## Directions for this task
Copy the listing that follows, line for line, without a single difference.

## Extracted material
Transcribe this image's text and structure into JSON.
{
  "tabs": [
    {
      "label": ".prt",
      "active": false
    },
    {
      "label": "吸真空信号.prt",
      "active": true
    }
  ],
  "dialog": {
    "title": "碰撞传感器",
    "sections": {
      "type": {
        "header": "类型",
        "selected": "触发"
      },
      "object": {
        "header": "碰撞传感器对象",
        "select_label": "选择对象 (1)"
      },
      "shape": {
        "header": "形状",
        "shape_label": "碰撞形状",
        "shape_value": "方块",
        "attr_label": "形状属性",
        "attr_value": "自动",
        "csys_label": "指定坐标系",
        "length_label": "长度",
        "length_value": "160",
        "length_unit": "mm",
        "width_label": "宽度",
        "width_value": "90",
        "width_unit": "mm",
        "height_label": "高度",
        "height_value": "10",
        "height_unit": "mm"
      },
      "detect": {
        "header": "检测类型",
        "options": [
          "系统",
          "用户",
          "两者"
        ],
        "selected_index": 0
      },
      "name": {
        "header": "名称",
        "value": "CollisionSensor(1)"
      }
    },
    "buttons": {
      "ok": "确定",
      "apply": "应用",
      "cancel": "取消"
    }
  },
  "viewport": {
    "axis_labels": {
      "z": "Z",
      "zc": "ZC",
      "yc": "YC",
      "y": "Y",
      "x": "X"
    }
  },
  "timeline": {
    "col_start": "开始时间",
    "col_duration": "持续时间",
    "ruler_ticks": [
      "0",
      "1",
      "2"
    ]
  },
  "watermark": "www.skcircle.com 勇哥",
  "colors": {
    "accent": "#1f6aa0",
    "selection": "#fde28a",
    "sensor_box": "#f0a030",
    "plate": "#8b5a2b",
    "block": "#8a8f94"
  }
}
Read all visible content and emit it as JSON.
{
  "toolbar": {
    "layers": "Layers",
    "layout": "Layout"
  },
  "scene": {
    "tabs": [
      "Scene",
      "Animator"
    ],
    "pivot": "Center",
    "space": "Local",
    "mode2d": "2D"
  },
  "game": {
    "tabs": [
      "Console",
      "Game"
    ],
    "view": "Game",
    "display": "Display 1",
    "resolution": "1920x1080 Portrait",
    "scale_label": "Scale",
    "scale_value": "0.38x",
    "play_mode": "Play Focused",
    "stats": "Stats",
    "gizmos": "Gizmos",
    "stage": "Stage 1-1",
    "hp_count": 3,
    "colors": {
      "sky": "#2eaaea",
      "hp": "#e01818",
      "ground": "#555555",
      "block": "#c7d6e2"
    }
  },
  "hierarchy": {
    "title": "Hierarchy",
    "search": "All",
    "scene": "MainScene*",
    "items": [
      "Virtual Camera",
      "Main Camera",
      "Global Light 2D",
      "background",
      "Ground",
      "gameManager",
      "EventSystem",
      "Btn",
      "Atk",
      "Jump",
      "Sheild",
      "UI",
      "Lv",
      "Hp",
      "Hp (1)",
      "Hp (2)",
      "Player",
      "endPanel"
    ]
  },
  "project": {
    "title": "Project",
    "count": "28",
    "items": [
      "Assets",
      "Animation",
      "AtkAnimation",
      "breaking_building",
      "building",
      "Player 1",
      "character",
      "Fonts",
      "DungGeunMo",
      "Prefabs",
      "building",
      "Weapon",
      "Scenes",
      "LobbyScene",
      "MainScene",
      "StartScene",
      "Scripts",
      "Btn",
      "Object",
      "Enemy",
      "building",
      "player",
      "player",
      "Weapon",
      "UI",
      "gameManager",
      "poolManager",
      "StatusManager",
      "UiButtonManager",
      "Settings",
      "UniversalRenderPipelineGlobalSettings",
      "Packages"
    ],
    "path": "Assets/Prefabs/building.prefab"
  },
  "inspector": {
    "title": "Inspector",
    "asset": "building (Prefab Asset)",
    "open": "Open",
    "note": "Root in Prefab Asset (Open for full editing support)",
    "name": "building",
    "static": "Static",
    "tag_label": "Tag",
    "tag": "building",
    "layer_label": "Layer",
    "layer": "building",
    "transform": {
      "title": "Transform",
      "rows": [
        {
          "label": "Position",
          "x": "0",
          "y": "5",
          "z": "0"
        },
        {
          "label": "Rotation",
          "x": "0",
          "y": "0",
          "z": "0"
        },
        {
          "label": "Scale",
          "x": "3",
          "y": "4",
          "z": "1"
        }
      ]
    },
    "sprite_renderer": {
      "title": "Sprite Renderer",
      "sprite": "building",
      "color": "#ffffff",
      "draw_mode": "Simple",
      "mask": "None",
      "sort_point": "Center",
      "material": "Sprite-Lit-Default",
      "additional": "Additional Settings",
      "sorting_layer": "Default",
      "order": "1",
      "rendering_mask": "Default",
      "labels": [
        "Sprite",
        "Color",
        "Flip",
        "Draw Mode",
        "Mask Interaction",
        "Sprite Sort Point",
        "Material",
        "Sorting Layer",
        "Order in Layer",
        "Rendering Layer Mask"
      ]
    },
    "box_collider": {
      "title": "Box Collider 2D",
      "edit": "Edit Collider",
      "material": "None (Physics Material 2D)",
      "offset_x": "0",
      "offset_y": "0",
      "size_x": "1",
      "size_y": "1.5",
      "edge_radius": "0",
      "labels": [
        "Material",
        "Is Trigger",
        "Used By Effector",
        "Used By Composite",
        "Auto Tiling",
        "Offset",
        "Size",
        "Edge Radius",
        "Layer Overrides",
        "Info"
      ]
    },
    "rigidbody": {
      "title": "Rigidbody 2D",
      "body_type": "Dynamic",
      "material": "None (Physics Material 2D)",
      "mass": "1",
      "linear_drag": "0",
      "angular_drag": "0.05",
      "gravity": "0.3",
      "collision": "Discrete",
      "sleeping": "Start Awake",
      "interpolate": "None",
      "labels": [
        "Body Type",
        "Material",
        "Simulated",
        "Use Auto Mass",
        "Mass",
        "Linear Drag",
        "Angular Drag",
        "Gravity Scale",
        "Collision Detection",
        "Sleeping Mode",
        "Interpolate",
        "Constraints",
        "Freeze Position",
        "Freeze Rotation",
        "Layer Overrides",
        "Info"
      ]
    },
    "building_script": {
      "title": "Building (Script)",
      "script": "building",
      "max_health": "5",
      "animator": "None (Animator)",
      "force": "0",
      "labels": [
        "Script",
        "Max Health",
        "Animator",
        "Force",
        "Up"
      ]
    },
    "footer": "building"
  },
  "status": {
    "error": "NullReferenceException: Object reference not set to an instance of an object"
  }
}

## Response to this task
Transcribe this image's text and structure into JSON.
{
  "tabs": [
    {
      "label": ".prt",
      "active": false
    },
    {
      "label": "吸真空信号.prt",
      "active": true
    }
  ],
  "dialog": {
    "title": "碰撞传感器",
    "sections": {
      "type": {
        "header": "类型",
        "selected": "触发"
      },
      "object": {
        "header": "碰撞传感器对象",
        "select_label": "选择对象 (1)"
      },
      "shape": {
        "header": "形状",
        "shape_label": "碰撞形状",
        "shape_value": "方块",
        "attr_label": "形状属性",
        "attr_value": "自动",
        "csys_label": "指定坐标系",
        "length_label": "长度",
        "length_value": "160",
        "length_unit": "mm",
        "width_label": "宽度",
        "width_value": "90",
        "width_unit": "mm",
        "height_label": "高度",
        "height_value": "10",
        "height_unit": "mm"
      },
      "detect": {
        "header": "检测类型",
        "options": [
          "系统",
          "用户",
          "两者"
        ],
        "selected_index": 0
      },
      "name": {
        "header": "名称",
        "value": "CollisionSensor(1)"
      }
    },
    "buttons": {
      "ok": "确定",
      "apply": "应用",
      "cancel": "取消"
    }
  },
  "viewport": {
    "axis_labels": {
      "z": "Z",
      "zc": "ZC",
      "yc": "YC",
      "y": "Y",
      "x": "X"
    }
  },
  "timeline": {
    "col_start": "开始时间",
    "col_duration": "持续时间",
    "ruler_ticks": [
      "0",
      "1",
      "2"
    ]
  },
  "watermark": "www.skcircle.com 勇哥",
  "colors": {
    "accent": "#1f6aa0",
    "selection": "#fde28a",
    "sensor_box": "#f0a030",
    "plate": "#8b5a2b",
    "block": "#8a8f94"
  }
}
Read all visible content and emit it as JSON.
{
  "toolbar": {
    "layers": "Layers",
    "layout": "Layout"
  },
  "scene": {
    "tabs": [
      "Scene",
      "Animator"
    ],
    "pivot": "Center",
    "space": "Local",
    "mode2d": "2D"
  },
  "game": {
    "tabs": [
      "Console",
      "Game"
    ],
    "view": "Game",
    "display": "Display 1",
    "resolution": "1920x1080 Portrait",
    "scale_label": "Scale",
    "scale_value": "0.38x",
    "play_mode": "Play Focused",
    "stats": "Stats",
    "gizmos": "Gizmos",
    "stage": "Stage 1-1",
    "hp_count": 3,
    "colors": {
      "sky": "#2eaaea",
      "hp": "#e01818",
      "ground": "#555555",
      "block": "#c7d6e2"
    }
  },
  "hierarchy": {
    "title": "Hierarchy",
    "search": "All",
    "scene": "MainScene*",
    "items": [
      "Virtual Camera",
      "Main Camera",
      "Global Light 2D",
      "background",
      "Ground",
      "gameManager",
      "EventSystem",
      "Btn",
      "Atk",
      "Jump",
      "Sheild",
      "UI",
      "Lv",
      "Hp",
      "Hp (1)",
      "Hp (2)",
      "Player",
      "endPanel"
    ]
  },
  "project": {
    "title": "Project",
    "count": "28",
    "items": [
      "Assets",
      "Animation",
      "AtkAnimation",
      "breaking_building",
      "building",
      "Player 1",
      "character",
      "Fonts",
      "DungGeunMo",
      "Prefabs",
      "building",
      "Weapon",
      "Scenes",
      "LobbyScene",
      "MainScene",
      "StartScene",
      "Scripts",
      "Btn",
      "Object",
      "Enemy",
      "building",
      "player",
      "player",
      "Weapon",
      "UI",
      "gameManager",
      "poolManager",
      "StatusManager",
      "UiButtonManager",
      "Settings",
      "UniversalRenderPipelineGlobalSettings",
      "Packages"
    ],
    "path": "Assets/Prefabs/building.prefab"
  },
  "inspector": {
    "title": "Inspector",
    "asset": "building (Prefab Asset)",
    "open": "Open",
    "note": "Root in Prefab Asset (Open for full editing support)",
    "name": "building",
    "static": "Static",
    "tag_label": "Tag",
    "tag": "building",
    "layer_label": "Layer",
    "layer": "building",
    "transform": {
      "title": "Transform",
      "rows": [
        {
          "label": "Position",
          "x": "0",
          "y": "5",
          "z": "0"
        },
        {
          "label": "Rotation",
          "x": "0",
          "y": "0",
          "z": "0"
        },
        {
          "label": "Scale",
          "x": "3",
          "y": "4",
          "z": "1"
        }
      ]
    },
    "sprite_renderer": {
      "title": "Sprite Renderer",
      "sprite": "building",
      "color": "#ffffff",
      "draw_mode": "Simple",
      "mask": "None",
      "sort_point": "Center",
      "material": "Sprite-Lit-Default",
      "additional": "Additional Settings",
      "sorting_layer": "Default",
      "order": "1",
      "rendering_mask": "Default",
      "labels": [
        "Sprite",
        "Color",
        "Flip",
        "Draw Mode",
        "Mask Interaction",
        "Sprite Sort Point",
        "Material",
        "Sorting Layer",
        "Order in Layer",
        "Rendering Layer Mask"
      ]
    },
    "box_collider": {
      "title": "Box Collider 2D",
      "edit": "Edit Collider",
      "material": "None (Physics Material 2D)",
      "offset_x": "0",
      "offset_y": "0",
      "size_x": "1",
      "size_y": "1.5",
      "edge_radius": "0",
      "labels": [
        "Material",
        "Is Trigger",
        "Used By Effector",
        "Used By Composite",
        "Auto Tiling",
        "Offset",
        "Size",
        "Edge Radius",
        "Layer Overrides",
        "Info"
      ]
    },
    "rigidbody": {
      "title": "Rigidbody 2D",
      "body_type": "Dynamic",
      "material": "None (Physics Material 2D)",
      "mass": "1",
      "linear_drag": "0",
      "angular_drag": "0.05",
      "gravity": "0.3",
      "collision": "Discrete",
      "sleeping": "Start Awake",
      "interpolate": "None",
      "labels": [
        "Body Type",
        "Material",
        "Simulated",
        "Use Auto Mass",
        "Mass",
        "Linear Drag",
        "Angular Drag",
        "Gravity Scale",
        "Collision Detection",
        "Sleeping Mode",
        "Interpolate",
        "Constraints",
        "Freeze Position",
        "Freeze Rotation",
        "Layer Overrides",
        "Info"
      ]
    },
    "building_script": {
      "title": "Building (Script)",
      "script": "building",
      "max_health": "5",
      "animator": "None (Animator)",
      "force": "0",
      "labels": [
        "Script",
        "Max Health",
        "Animator",
        "Force",
        "Up"
      ]
    },
    "footer": "building"
  },
  "status": {
    "error": "NullReferenceException: Object reference not set to an instance of an object"
  }
}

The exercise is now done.